**PROMPT**
Keep each entry exactly as written when you repeat it, and skip the images.

**INFORMATION**

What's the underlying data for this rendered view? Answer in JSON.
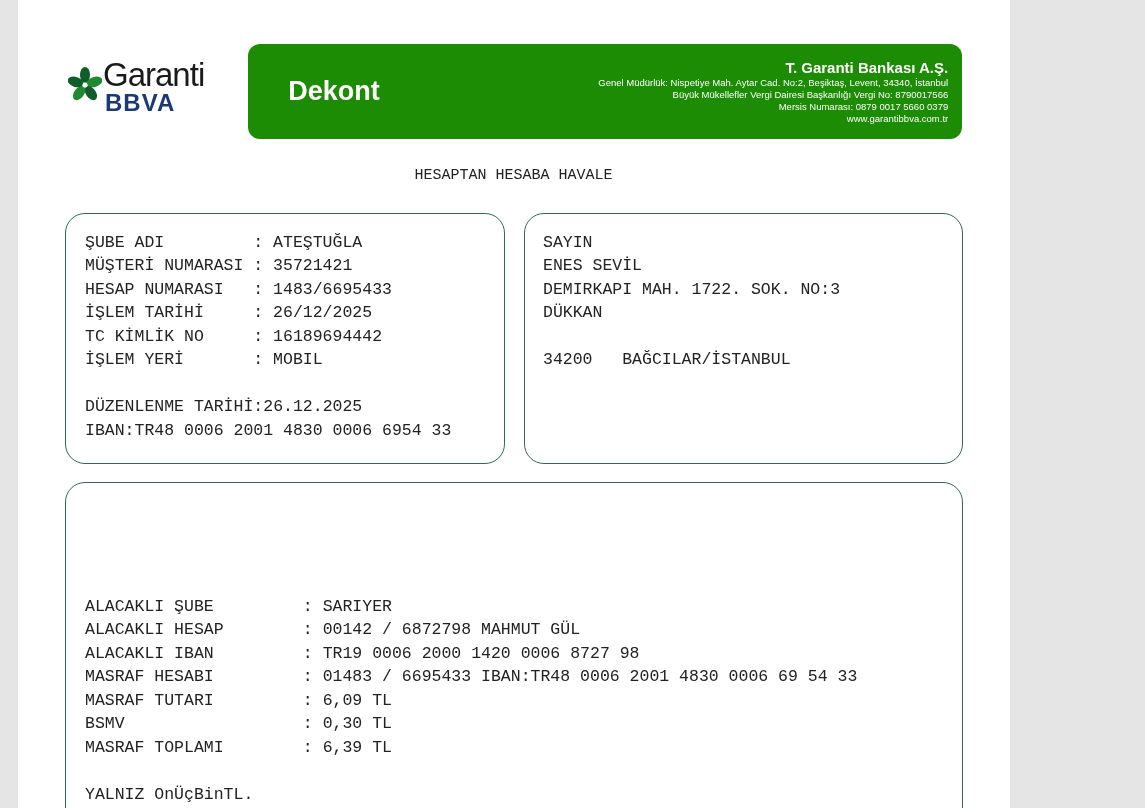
{
  "header": {
    "logo_name": "Garanti",
    "logo_sub": "BBVA",
    "title": "Dekont",
    "bank_name": "T. Garanti Bankası A.Ş.",
    "bank_details": [
      "Genel Müdürlük: Nispetiye Mah. Aytar Cad. No:2, Beşiktaş, Levent, 34340, İstanbul",
      "Büyük Mükellefler Vergi Dairesi Başkanlığı Vergi No: 8790017566",
      "Mersis Numarası: 0879 0017 5660 0379",
      "www.garantibbva.com.tr"
    ]
  },
  "document_title": "HESAPTAN HESABA HAVALE",
  "account_box": {
    "groups": [
      [
        {
          "label": "ŞUBE ADI",
          "value": ": ATEŞTUĞLA"
        },
        {
          "label": "MÜŞTERİ NUMARASI",
          "value": ": 35721421"
        },
        {
          "label": "HESAP NUMARASI",
          "value": ": 1483/6695433"
        },
        {
          "label": "İŞLEM TARİHİ",
          "value": ": 26/12/2025"
        },
        {
          "label": "TC KİMLİK NO",
          "value": ": 16189694442"
        },
        {
          "label": "İŞLEM YERİ",
          "value": ": MOBIL"
        }
      ],
      [
        {
          "label": "DÜZENLENME TARİHİ:26.12.2025"
        },
        {
          "label": "IBAN:TR48 0006 2001 4830 0006 6954 33"
        }
      ]
    ]
  },
  "address_box": {
    "groups": [
      [
        "SAYIN",
        "ENES SEVİL",
        "DEMIRKAPI MAH. 1722. SOK. NO:3",
        "DÜKKAN"
      ],
      [
        "34200   BAĞCILAR/İSTANBUL"
      ]
    ]
  },
  "transfer_box": {
    "groups": [
      [
        {
          "label": "ALACAKLI ŞUBE",
          "value": ": SARIYER"
        },
        {
          "label": "ALACAKLI HESAP",
          "value": ": 00142 / 6872798 MAHMUT GÜL"
        },
        {
          "label": "ALACAKLI IBAN",
          "value": ": TR19 0006 2000 1420 0006 8727 98"
        },
        {
          "label": "MASRAF HESABI",
          "value": ": 01483 / 6695433 IBAN:TR48 0006 2001 4830 0006 69 54 33"
        },
        {
          "label": "MASRAF TUTARI",
          "value": ": 6,09 TL"
        },
        {
          "label": "BSMV",
          "value": ": 0,30 TL"
        },
        {
          "label": "MASRAF TOPLAMI",
          "value": ": 6,39 TL"
        }
      ],
      [
        {
          "label": "YALNIZ OnÜçBinTL."
        }
      ]
    ]
  }
}
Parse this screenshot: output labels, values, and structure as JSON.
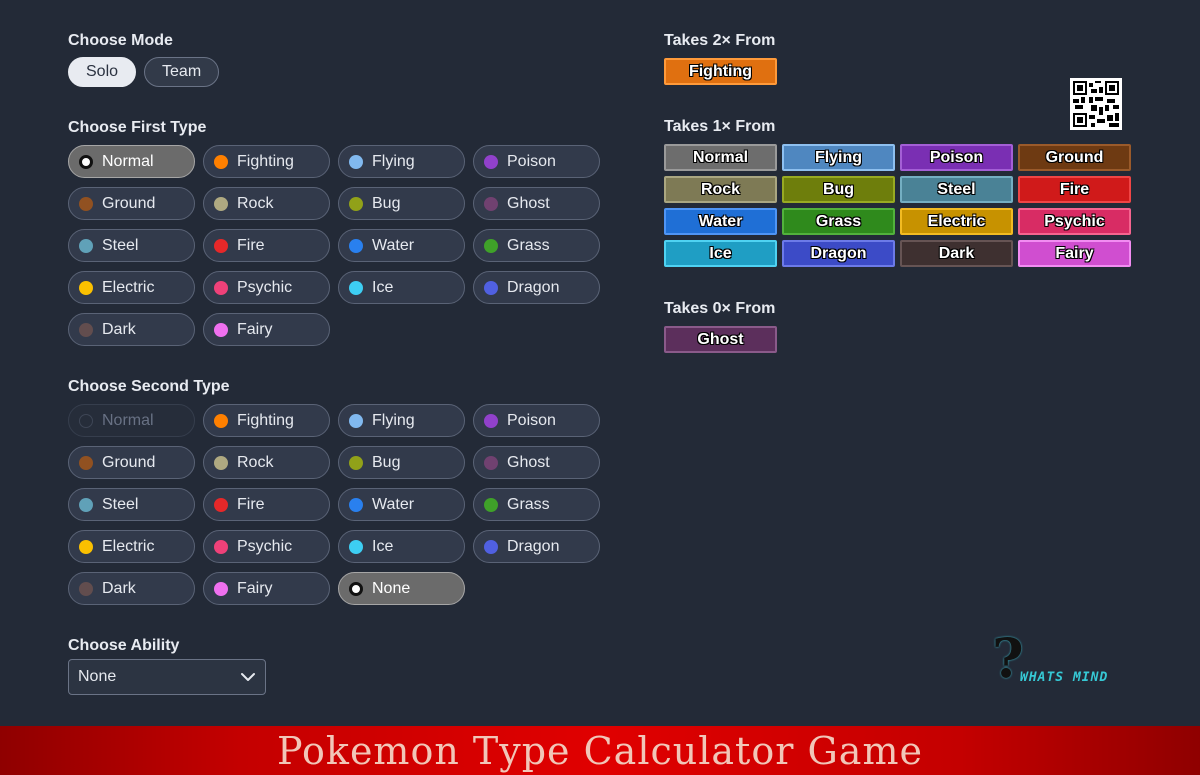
{
  "headings": {
    "mode": "Choose Mode",
    "first_type": "Choose First Type",
    "second_type": "Choose Second Type",
    "ability": "Choose Ability",
    "takes_2x": "Takes 2× From",
    "takes_1x": "Takes 1× From",
    "takes_0x": "Takes 0× From"
  },
  "mode": {
    "options": [
      "Solo",
      "Team"
    ],
    "selected": "Solo"
  },
  "first_type": {
    "selected": "Normal",
    "options": [
      {
        "label": "Normal",
        "color": "#ffffff"
      },
      {
        "label": "Fighting",
        "color": "#ff8000"
      },
      {
        "label": "Flying",
        "color": "#81b9ef"
      },
      {
        "label": "Poison",
        "color": "#9141cb"
      },
      {
        "label": "Ground",
        "color": "#915121"
      },
      {
        "label": "Rock",
        "color": "#afa981"
      },
      {
        "label": "Bug",
        "color": "#91a119"
      },
      {
        "label": "Ghost",
        "color": "#704170"
      },
      {
        "label": "Steel",
        "color": "#60a1b8"
      },
      {
        "label": "Fire",
        "color": "#e62829"
      },
      {
        "label": "Water",
        "color": "#2980ef"
      },
      {
        "label": "Grass",
        "color": "#3fa129"
      },
      {
        "label": "Electric",
        "color": "#fac000"
      },
      {
        "label": "Psychic",
        "color": "#ef4179"
      },
      {
        "label": "Ice",
        "color": "#3dcef3"
      },
      {
        "label": "Dragon",
        "color": "#5060e1"
      },
      {
        "label": "Dark",
        "color": "#624d4e"
      },
      {
        "label": "Fairy",
        "color": "#ef70ef"
      }
    ]
  },
  "second_type": {
    "selected": "None",
    "disabled": "Normal",
    "options": [
      {
        "label": "Normal",
        "color": "transparent"
      },
      {
        "label": "Fighting",
        "color": "#ff8000"
      },
      {
        "label": "Flying",
        "color": "#81b9ef"
      },
      {
        "label": "Poison",
        "color": "#9141cb"
      },
      {
        "label": "Ground",
        "color": "#915121"
      },
      {
        "label": "Rock",
        "color": "#afa981"
      },
      {
        "label": "Bug",
        "color": "#91a119"
      },
      {
        "label": "Ghost",
        "color": "#704170"
      },
      {
        "label": "Steel",
        "color": "#60a1b8"
      },
      {
        "label": "Fire",
        "color": "#e62829"
      },
      {
        "label": "Water",
        "color": "#2980ef"
      },
      {
        "label": "Grass",
        "color": "#3fa129"
      },
      {
        "label": "Electric",
        "color": "#fac000"
      },
      {
        "label": "Psychic",
        "color": "#ef4179"
      },
      {
        "label": "Ice",
        "color": "#3dcef3"
      },
      {
        "label": "Dragon",
        "color": "#5060e1"
      },
      {
        "label": "Dark",
        "color": "#624d4e"
      },
      {
        "label": "Fairy",
        "color": "#ef70ef"
      },
      {
        "label": "None",
        "color": "#ffffff"
      }
    ]
  },
  "ability": {
    "value": "None"
  },
  "results": {
    "takes_2x": [
      {
        "label": "Fighting",
        "bg": "#e07010",
        "border": "#ff9a3a"
      }
    ],
    "takes_1x": [
      {
        "label": "Normal",
        "bg": "#6d6d6d",
        "border": "#9a9a9a"
      },
      {
        "label": "Flying",
        "bg": "#4f87c0",
        "border": "#8ec0f0"
      },
      {
        "label": "Poison",
        "bg": "#7a2fb3",
        "border": "#a45fd6"
      },
      {
        "label": "Ground",
        "bg": "#6e3a12",
        "border": "#9a5a2a"
      },
      {
        "label": "Rock",
        "bg": "#7e7a55",
        "border": "#aaa681"
      },
      {
        "label": "Bug",
        "bg": "#6e7e0c",
        "border": "#98aa22"
      },
      {
        "label": "Steel",
        "bg": "#4a8296",
        "border": "#74aec2"
      },
      {
        "label": "Fire",
        "bg": "#d01a1a",
        "border": "#f04545"
      },
      {
        "label": "Water",
        "bg": "#1f6fd6",
        "border": "#4f95f5"
      },
      {
        "label": "Grass",
        "bg": "#2f8a1c",
        "border": "#52b23c"
      },
      {
        "label": "Electric",
        "bg": "#c79200",
        "border": "#f2bb22"
      },
      {
        "label": "Psychic",
        "bg": "#d82c64",
        "border": "#f5648f"
      },
      {
        "label": "Ice",
        "bg": "#1f9ec4",
        "border": "#4fd2f2"
      },
      {
        "label": "Dragon",
        "bg": "#3c4bc7",
        "border": "#6c7ae8"
      },
      {
        "label": "Dark",
        "bg": "#3e3030",
        "border": "#665454"
      },
      {
        "label": "Fairy",
        "bg": "#d04ed0",
        "border": "#f28cf2"
      }
    ],
    "takes_0x": [
      {
        "label": "Ghost",
        "bg": "#5c2f5c",
        "border": "#8a5a8a"
      }
    ]
  },
  "logo": {
    "text": "WHATS MIND"
  },
  "banner": {
    "title": "Pokemon Type Calculator Game",
    "color": "#e00000"
  }
}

**SOLUTION TO THE PROBLEM**
What's the underlying data for this rendered view? Answer in JSON.
{
  "header": {
    "logo_name": "Garanti",
    "logo_sub": "BBVA",
    "title": "Dekont",
    "bank_name": "T. Garanti Bankası A.Ş.",
    "bank_details": [
      "Genel Müdürlük: Nispetiye Mah. Aytar Cad. No:2, Beşiktaş, Levent, 34340, İstanbul",
      "Büyük Mükellefler Vergi Dairesi Başkanlığı Vergi No: 8790017566",
      "Mersis Numarası: 0879 0017 5660 0379",
      "www.garantibbva.com.tr"
    ]
  },
  "document_title": "HESAPTAN HESABA HAVALE",
  "account_box": {
    "groups": [
      [
        {
          "label": "ŞUBE ADI",
          "value": ": ATEŞTUĞLA"
        },
        {
          "label": "MÜŞTERİ NUMARASI",
          "value": ": 35721421"
        },
        {
          "label": "HESAP NUMARASI",
          "value": ": 1483/6695433"
        },
        {
          "label": "İŞLEM TARİHİ",
          "value": ": 26/12/2025"
        },
        {
          "label": "TC KİMLİK NO",
          "value": ": 16189694442"
        },
        {
          "label": "İŞLEM YERİ",
          "value": ": MOBIL"
        }
      ],
      [
        {
          "label": "DÜZENLENME TARİHİ:26.12.2025"
        },
        {
          "label": "IBAN:TR48 0006 2001 4830 0006 6954 33"
        }
      ]
    ]
  },
  "address_box": {
    "groups": [
      [
        "SAYIN",
        "ENES SEVİL",
        "DEMIRKAPI MAH. 1722. SOK. NO:3",
        "DÜKKAN"
      ],
      [
        "34200   BAĞCILAR/İSTANBUL"
      ]
    ]
  },
  "transfer_box": {
    "groups": [
      [
        {
          "label": "ALACAKLI ŞUBE",
          "value": ": SARIYER"
        },
        {
          "label": "ALACAKLI HESAP",
          "value": ": 00142 / 6872798 MAHMUT GÜL"
        },
        {
          "label": "ALACAKLI IBAN",
          "value": ": TR19 0006 2000 1420 0006 8727 98"
        },
        {
          "label": "MASRAF HESABI",
          "value": ": 01483 / 6695433 IBAN:TR48 0006 2001 4830 0006 69 54 33"
        },
        {
          "label": "MASRAF TUTARI",
          "value": ": 6,09 TL"
        },
        {
          "label": "BSMV",
          "value": ": 0,30 TL"
        },
        {
          "label": "MASRAF TOPLAMI",
          "value": ": 6,39 TL"
        }
      ],
      [
        {
          "label": "YALNIZ OnÜçBinTL."
        }
      ]
    ]
  }
}
Parse this screenshot: output labels, values, and structure as JSON.
{
  "headings": {
    "mode": "Choose Mode",
    "first_type": "Choose First Type",
    "second_type": "Choose Second Type",
    "ability": "Choose Ability",
    "takes_2x": "Takes 2× From",
    "takes_1x": "Takes 1× From",
    "takes_0x": "Takes 0× From"
  },
  "mode": {
    "options": [
      "Solo",
      "Team"
    ],
    "selected": "Solo"
  },
  "first_type": {
    "selected": "Normal",
    "options": [
      {
        "label": "Normal",
        "color": "#ffffff"
      },
      {
        "label": "Fighting",
        "color": "#ff8000"
      },
      {
        "label": "Flying",
        "color": "#81b9ef"
      },
      {
        "label": "Poison",
        "color": "#9141cb"
      },
      {
        "label": "Ground",
        "color": "#915121"
      },
      {
        "label": "Rock",
        "color": "#afa981"
      },
      {
        "label": "Bug",
        "color": "#91a119"
      },
      {
        "label": "Ghost",
        "color": "#704170"
      },
      {
        "label": "Steel",
        "color": "#60a1b8"
      },
      {
        "label": "Fire",
        "color": "#e62829"
      },
      {
        "label": "Water",
        "color": "#2980ef"
      },
      {
        "label": "Grass",
        "color": "#3fa129"
      },
      {
        "label": "Electric",
        "color": "#fac000"
      },
      {
        "label": "Psychic",
        "color": "#ef4179"
      },
      {
        "label": "Ice",
        "color": "#3dcef3"
      },
      {
        "label": "Dragon",
        "color": "#5060e1"
      },
      {
        "label": "Dark",
        "color": "#624d4e"
      },
      {
        "label": "Fairy",
        "color": "#ef70ef"
      }
    ]
  },
  "second_type": {
    "selected": "None",
    "disabled": "Normal",
    "options": [
      {
        "label": "Normal",
        "color": "transparent"
      },
      {
        "label": "Fighting",
        "color": "#ff8000"
      },
      {
        "label": "Flying",
        "color": "#81b9ef"
      },
      {
        "label": "Poison",
        "color": "#9141cb"
      },
      {
        "label": "Ground",
        "color": "#915121"
      },
      {
        "label": "Rock",
        "color": "#afa981"
      },
      {
        "label": "Bug",
        "color": "#91a119"
      },
      {
        "label": "Ghost",
        "color": "#704170"
      },
      {
        "label": "Steel",
        "color": "#60a1b8"
      },
      {
        "label": "Fire",
        "color": "#e62829"
      },
      {
        "label": "Water",
        "color": "#2980ef"
      },
      {
        "label": "Grass",
        "color": "#3fa129"
      },
      {
        "label": "Electric",
        "color": "#fac000"
      },
      {
        "label": "Psychic",
        "color": "#ef4179"
      },
      {
        "label": "Ice",
        "color": "#3dcef3"
      },
      {
        "label": "Dragon",
        "color": "#5060e1"
      },
      {
        "label": "Dark",
        "color": "#624d4e"
      },
      {
        "label": "Fairy",
        "color": "#ef70ef"
      },
      {
        "label": "None",
        "color": "#ffffff"
      }
    ]
  },
  "ability": {
    "value": "None"
  },
  "results": {
    "takes_2x": [
      {
        "label": "Fighting",
        "bg": "#e07010",
        "border": "#ff9a3a"
      }
    ],
    "takes_1x": [
      {
        "label": "Normal",
        "bg": "#6d6d6d",
        "border": "#9a9a9a"
      },
      {
        "label": "Flying",
        "bg": "#4f87c0",
        "border": "#8ec0f0"
      },
      {
        "label": "Poison",
        "bg": "#7a2fb3",
        "border": "#a45fd6"
      },
      {
        "label": "Ground",
        "bg": "#6e3a12",
        "border": "#9a5a2a"
      },
      {
        "label": "Rock",
        "bg": "#7e7a55",
        "border": "#aaa681"
      },
      {
        "label": "Bug",
        "bg": "#6e7e0c",
        "border": "#98aa22"
      },
      {
        "label": "Steel",
        "bg": "#4a8296",
        "border": "#74aec2"
      },
      {
        "label": "Fire",
        "bg": "#d01a1a",
        "border": "#f04545"
      },
      {
        "label": "Water",
        "bg": "#1f6fd6",
        "border": "#4f95f5"
      },
      {
        "label": "Grass",
        "bg": "#2f8a1c",
        "border": "#52b23c"
      },
      {
        "label": "Electric",
        "bg": "#c79200",
        "border": "#f2bb22"
      },
      {
        "label": "Psychic",
        "bg": "#d82c64",
        "border": "#f5648f"
      },
      {
        "label": "Ice",
        "bg": "#1f9ec4",
        "border": "#4fd2f2"
      },
      {
        "label": "Dragon",
        "bg": "#3c4bc7",
        "border": "#6c7ae8"
      },
      {
        "label": "Dark",
        "bg": "#3e3030",
        "border": "#665454"
      },
      {
        "label": "Fairy",
        "bg": "#d04ed0",
        "border": "#f28cf2"
      }
    ],
    "takes_0x": [
      {
        "label": "Ghost",
        "bg": "#5c2f5c",
        "border": "#8a5a8a"
      }
    ]
  },
  "logo": {
    "text": "WHATS MIND"
  },
  "banner": {
    "title": "Pokemon Type Calculator Game",
    "color": "#e00000"
  }
}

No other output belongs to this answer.